This is usually mounted near your alternator housing. It’s important to replace this part as soon as possible to prevent damage to other parts in your charging system.
3. Serpentine Belt (and/or Tensioner)
The serpentine belt affects many systems in your car, including your electrical system. As the belt or its pulleys wear out, it won’t spin your alternator as often and results in insufficient charging energy and a dead car battery.
This happens even if the belt just gets loose, usually due to a faulty tensioner. Once you replace the suspect parts, your vehicle should be able to generate enough electricity to charge your car battery.
Keep in mind that most serpentine belts last 60,000 to 100,000 miles, and you might want to replace it if it’s been that long anyway to prevent future issues. Check your manual for a more specific time.
4. Parasitic Drain
A parasitic drain can make it seem like your car battery is not charging by draining it overnight.
The best way to check for a parasitic drain is using a multimeter. With the car off, remove your positive battery cable. Set the multimeter to amps, then connect its positive lead (red lead) to your positive terminal.
Connect the black lead to the cable you removed, and you can read the draw in milliamps. A normal drain is anywhere from 50 to 85 milliamps, and anything more than this requires further testing.
Keep your multimeter connected, and start pulling fuses. If you pull one and the draw drops, you’ve found your parasite.
5. Faulty ECU
Your Engine Control Unit (sometimes Engine Control Module, or ECM) controls many systems in your vehicle, and a faulty ECU can easily interfere with charging.
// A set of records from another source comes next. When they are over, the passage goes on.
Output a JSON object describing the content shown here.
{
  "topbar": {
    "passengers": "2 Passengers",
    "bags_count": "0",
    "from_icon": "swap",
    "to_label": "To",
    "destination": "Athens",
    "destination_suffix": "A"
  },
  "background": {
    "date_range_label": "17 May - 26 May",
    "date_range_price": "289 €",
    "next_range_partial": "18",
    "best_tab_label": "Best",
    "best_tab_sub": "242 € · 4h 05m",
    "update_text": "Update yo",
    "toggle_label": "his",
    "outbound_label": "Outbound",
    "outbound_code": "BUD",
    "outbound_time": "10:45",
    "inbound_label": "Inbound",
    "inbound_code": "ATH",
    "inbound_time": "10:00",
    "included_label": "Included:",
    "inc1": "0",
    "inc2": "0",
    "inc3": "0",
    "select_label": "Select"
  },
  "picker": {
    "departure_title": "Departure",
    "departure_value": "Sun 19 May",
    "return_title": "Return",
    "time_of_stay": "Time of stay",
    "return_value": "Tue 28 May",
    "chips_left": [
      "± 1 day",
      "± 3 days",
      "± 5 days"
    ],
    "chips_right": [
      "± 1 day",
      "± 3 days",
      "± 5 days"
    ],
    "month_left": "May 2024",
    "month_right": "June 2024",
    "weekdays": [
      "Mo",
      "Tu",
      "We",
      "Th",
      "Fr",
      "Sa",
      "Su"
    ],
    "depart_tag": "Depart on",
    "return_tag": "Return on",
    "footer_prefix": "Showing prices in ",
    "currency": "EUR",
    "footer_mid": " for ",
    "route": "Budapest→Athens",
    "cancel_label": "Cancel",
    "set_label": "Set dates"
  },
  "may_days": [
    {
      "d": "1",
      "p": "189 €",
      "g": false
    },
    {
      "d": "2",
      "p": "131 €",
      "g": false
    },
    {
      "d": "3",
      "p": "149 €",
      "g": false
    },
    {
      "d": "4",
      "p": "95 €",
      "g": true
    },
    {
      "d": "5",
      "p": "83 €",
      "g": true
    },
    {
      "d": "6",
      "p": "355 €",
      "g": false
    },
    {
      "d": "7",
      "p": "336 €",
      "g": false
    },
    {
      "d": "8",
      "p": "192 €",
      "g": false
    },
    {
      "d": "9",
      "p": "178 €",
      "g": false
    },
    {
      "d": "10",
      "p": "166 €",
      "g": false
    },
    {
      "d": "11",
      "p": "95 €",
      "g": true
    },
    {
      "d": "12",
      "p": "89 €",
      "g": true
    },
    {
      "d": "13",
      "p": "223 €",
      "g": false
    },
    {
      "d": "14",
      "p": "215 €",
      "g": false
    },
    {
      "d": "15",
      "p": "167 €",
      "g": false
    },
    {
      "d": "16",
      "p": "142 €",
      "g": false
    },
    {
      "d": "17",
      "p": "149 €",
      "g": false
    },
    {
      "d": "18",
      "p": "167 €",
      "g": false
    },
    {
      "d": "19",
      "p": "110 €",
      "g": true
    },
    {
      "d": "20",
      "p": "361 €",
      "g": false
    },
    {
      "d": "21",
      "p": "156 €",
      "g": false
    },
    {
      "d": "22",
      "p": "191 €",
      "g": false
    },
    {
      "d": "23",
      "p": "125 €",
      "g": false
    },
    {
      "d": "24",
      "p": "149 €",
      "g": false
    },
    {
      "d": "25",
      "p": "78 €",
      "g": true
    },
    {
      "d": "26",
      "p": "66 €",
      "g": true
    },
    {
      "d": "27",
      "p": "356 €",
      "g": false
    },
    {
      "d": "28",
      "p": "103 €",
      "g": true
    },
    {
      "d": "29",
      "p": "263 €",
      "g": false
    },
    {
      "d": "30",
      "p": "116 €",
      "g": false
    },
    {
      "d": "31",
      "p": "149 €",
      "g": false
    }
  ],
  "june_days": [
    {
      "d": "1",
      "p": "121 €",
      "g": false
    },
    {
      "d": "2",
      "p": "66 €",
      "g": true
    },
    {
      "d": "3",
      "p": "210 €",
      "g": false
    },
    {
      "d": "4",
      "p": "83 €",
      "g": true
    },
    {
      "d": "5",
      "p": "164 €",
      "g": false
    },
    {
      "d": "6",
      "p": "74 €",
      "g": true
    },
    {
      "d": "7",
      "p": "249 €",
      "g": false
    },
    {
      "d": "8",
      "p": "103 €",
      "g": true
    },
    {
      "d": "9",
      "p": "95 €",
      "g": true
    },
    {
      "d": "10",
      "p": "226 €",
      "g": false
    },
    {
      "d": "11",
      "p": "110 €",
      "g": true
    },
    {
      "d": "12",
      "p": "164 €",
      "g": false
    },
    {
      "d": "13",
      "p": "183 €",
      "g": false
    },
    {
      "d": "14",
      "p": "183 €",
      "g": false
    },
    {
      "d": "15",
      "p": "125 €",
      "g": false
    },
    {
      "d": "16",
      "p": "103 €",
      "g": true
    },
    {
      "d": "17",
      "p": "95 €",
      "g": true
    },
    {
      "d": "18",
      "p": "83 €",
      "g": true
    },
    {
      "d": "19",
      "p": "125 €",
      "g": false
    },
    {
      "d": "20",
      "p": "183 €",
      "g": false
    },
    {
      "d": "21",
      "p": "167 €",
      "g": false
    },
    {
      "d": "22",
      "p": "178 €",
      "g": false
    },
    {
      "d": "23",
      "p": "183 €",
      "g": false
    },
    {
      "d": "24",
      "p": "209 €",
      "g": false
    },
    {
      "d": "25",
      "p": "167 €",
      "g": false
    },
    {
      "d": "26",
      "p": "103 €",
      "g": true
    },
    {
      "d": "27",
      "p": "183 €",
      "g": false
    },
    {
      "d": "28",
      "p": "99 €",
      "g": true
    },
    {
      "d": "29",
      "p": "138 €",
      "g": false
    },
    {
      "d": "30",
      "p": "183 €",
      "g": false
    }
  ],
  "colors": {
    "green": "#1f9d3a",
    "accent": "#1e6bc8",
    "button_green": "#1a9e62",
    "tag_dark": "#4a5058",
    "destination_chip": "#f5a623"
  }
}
It takes information from your sensors to make adjustments that allow your car to keep running.
Signs of a faulty ECU include:
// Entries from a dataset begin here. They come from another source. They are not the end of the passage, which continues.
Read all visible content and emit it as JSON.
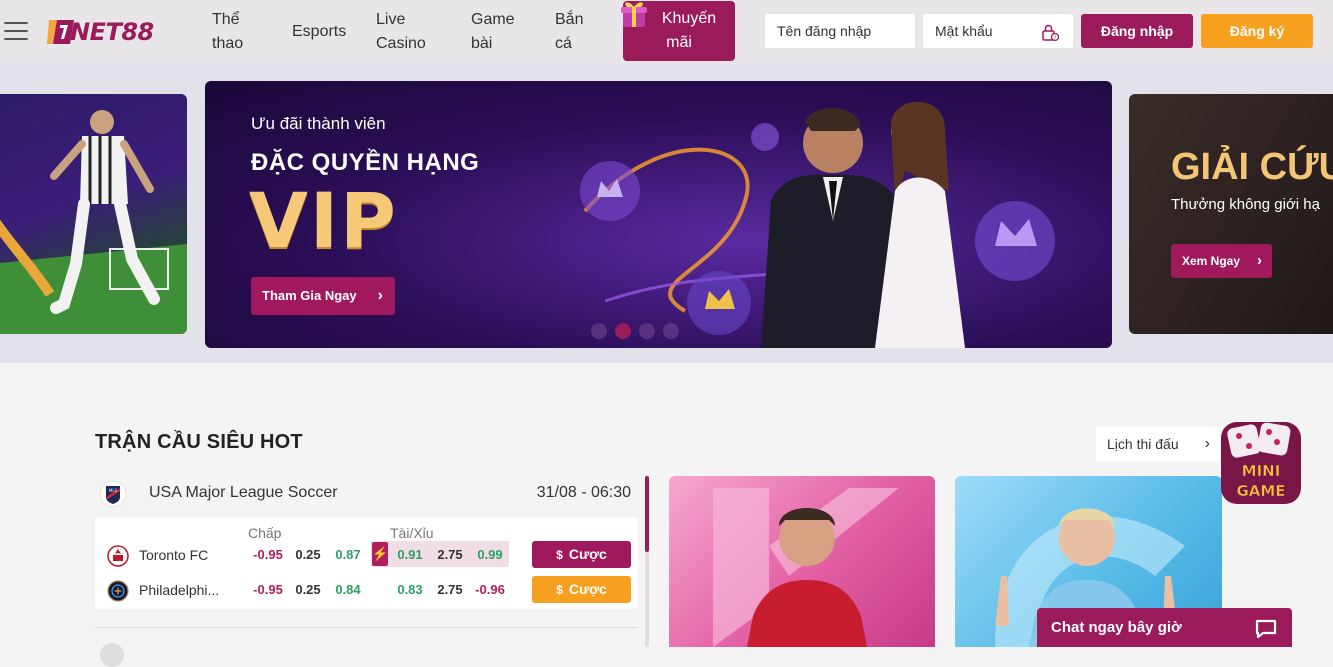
{
  "header": {
    "logo_text": "NET88",
    "nav": [
      {
        "label": "Thể\nthao"
      },
      {
        "label": "Esports"
      },
      {
        "label": "Live\nCasino"
      },
      {
        "label": "Game\nbài"
      },
      {
        "label": "Bắn\ncá"
      }
    ],
    "promo_label": "Khuyến\nmãi",
    "username_placeholder": "Tên đăng nhập",
    "password_placeholder": "Mật khẩu",
    "login_label": "Đăng nhập",
    "register_label": "Đăng ký"
  },
  "banner": {
    "main": {
      "subtitle": "Ưu đãi thành viên",
      "title": "ĐẶC QUYỀN HẠNG",
      "highlight": "VIP",
      "cta": "Tham Gia Ngay"
    },
    "right": {
      "title": "GIẢI CỨU",
      "subtitle": "Thưởng không giới hạ",
      "cta": "Xem Ngay"
    },
    "dots": 4,
    "active_dot": 2
  },
  "section": {
    "title": "TRẬN CẦU SIÊU HOT",
    "schedule_label": "Lịch thi đấu",
    "league": {
      "name": "USA Major League Soccer",
      "datetime": "31/08 - 06:30"
    },
    "handicap_label": "Chấp",
    "overunder_label": "Tài/Xỉu",
    "teams": [
      {
        "name": "Toronto FC",
        "handicap": [
          "-0.95",
          "0.25",
          "0.87"
        ],
        "overunder": [
          "0.91",
          "2.75",
          "0.99"
        ],
        "bet_label": "Cược",
        "bet_style": "red"
      },
      {
        "name": "Philadelphi...",
        "handicap": [
          "-0.95",
          "0.25",
          "0.84"
        ],
        "overunder": [
          "0.83",
          "2.75",
          "-0.96"
        ],
        "bet_label": "Cược",
        "bet_style": "orange"
      }
    ]
  },
  "minigame_label": "MINI GAME",
  "chat_label": "Chat ngay bây giờ",
  "colors": {
    "brand": "#9b1b5a",
    "accent": "#f7a01f",
    "positive": "#2ea06a"
  }
}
- Lags or surges in your engine
- Misfiring or stalling
- Car not starting
Any ECU problem is likely to trigger your check engine light immediately. This can be a false alarm, but it’s important to check as soon as possible to prevent further issues.
Car Battery Charger is Not Working
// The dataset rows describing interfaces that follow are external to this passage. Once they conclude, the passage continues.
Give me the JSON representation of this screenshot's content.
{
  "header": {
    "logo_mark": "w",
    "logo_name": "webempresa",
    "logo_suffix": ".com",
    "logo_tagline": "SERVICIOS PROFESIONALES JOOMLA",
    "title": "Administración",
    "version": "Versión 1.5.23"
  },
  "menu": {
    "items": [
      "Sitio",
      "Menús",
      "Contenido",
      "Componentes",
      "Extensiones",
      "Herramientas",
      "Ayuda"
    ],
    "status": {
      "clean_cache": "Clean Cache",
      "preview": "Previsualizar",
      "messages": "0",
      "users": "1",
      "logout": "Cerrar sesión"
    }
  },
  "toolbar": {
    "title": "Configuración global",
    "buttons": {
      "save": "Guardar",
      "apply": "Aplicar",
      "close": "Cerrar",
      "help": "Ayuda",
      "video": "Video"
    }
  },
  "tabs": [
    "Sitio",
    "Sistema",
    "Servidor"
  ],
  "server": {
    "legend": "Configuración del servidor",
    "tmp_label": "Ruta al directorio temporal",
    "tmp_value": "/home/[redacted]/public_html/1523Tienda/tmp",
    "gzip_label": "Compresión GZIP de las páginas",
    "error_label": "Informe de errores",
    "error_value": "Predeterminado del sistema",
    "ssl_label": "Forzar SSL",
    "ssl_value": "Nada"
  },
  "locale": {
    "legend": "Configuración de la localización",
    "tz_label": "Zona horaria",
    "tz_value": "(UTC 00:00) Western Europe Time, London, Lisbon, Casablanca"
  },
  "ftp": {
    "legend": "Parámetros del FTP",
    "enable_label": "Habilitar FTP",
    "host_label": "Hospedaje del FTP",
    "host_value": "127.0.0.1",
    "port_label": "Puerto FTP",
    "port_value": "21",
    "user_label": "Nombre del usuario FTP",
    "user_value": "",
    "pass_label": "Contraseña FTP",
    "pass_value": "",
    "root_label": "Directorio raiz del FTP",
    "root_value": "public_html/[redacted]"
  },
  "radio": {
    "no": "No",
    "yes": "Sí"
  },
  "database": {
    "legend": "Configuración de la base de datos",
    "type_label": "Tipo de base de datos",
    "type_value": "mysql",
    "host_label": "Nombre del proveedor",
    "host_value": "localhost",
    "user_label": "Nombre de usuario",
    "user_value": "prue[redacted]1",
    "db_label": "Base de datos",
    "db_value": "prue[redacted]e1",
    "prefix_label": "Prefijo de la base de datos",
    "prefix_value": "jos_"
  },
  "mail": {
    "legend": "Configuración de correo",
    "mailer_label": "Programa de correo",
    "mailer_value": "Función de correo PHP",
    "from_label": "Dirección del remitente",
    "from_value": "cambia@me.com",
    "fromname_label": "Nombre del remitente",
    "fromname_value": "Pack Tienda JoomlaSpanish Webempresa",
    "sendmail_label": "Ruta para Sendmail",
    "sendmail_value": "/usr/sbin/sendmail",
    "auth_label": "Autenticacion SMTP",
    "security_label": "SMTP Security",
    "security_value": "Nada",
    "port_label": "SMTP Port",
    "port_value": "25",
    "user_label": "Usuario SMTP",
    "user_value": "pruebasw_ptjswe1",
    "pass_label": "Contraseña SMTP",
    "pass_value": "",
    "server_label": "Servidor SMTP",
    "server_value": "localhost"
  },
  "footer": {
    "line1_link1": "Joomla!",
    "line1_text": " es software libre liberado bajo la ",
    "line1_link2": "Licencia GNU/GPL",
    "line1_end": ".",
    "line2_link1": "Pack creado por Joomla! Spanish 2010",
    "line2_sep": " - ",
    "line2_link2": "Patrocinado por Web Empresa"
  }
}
In some cases, you ended up with a battery that doesn’t charge on an external charger. If you’ve already determined your battery is in good health and your car’s charging system works fine, it’s time to look at your charger by:
- Making sure you’re using the right charger
- Checking over charger condition
- Cleaning your car battery charger
These are the same steps you would use with any battery charger that doesn’t work for your devices.
1. Make Sure You’re Using the Right Charger for Your Battery
This is especially important if it’s your first time using your charger. Unfortunately, these aren’t universal devices. Your car battery may require a specific type of charger, and using the wrong charger will not provide a sufficient charge.
Beyond this, there are four types of chargers:
- Trickle chargers: dissuade self-discharge when battery left in sitting vehicle
- Solar chargers: more common with RV, marine, or power sports batteries; use the sun for power
- Heavy duty chargers: for dead batteries that need a full charge
- Jump starters: does not charge a battery, but provides power to get where you need to go
Make sure you’re using the charger that best suits your needs.
2. Inspect Charger Condition
Like your battery, check your car charger for:
- Frayed wires
- Split casing
Damage to your charging unit may affect its ability to charge your car battery.
3. Clean Your Car Battery Charger
Chargers, especially those in storage, are likely to collect dust or grime over time. Make sure you wipe your charging unit, especially anything that connects to your battery, before you use it.
Rubbing alcohol and a soft lint-free cloth will cut through almost anything without damaging your charger, and the alcohol dries fast so you can connect it immediately without worry.
When your car battery won’t charge, remember to:
- Check your car battery first
- Diagnose any issues with your charging system
- Use an appropriate external charger to give your car battery charge
Issues that extend beyond simple repairs are best handled by a professional mechanic with electrical experience. This sets the stage for a quick and safe repair.
Is your car battery not charging? Let us know what worked for you!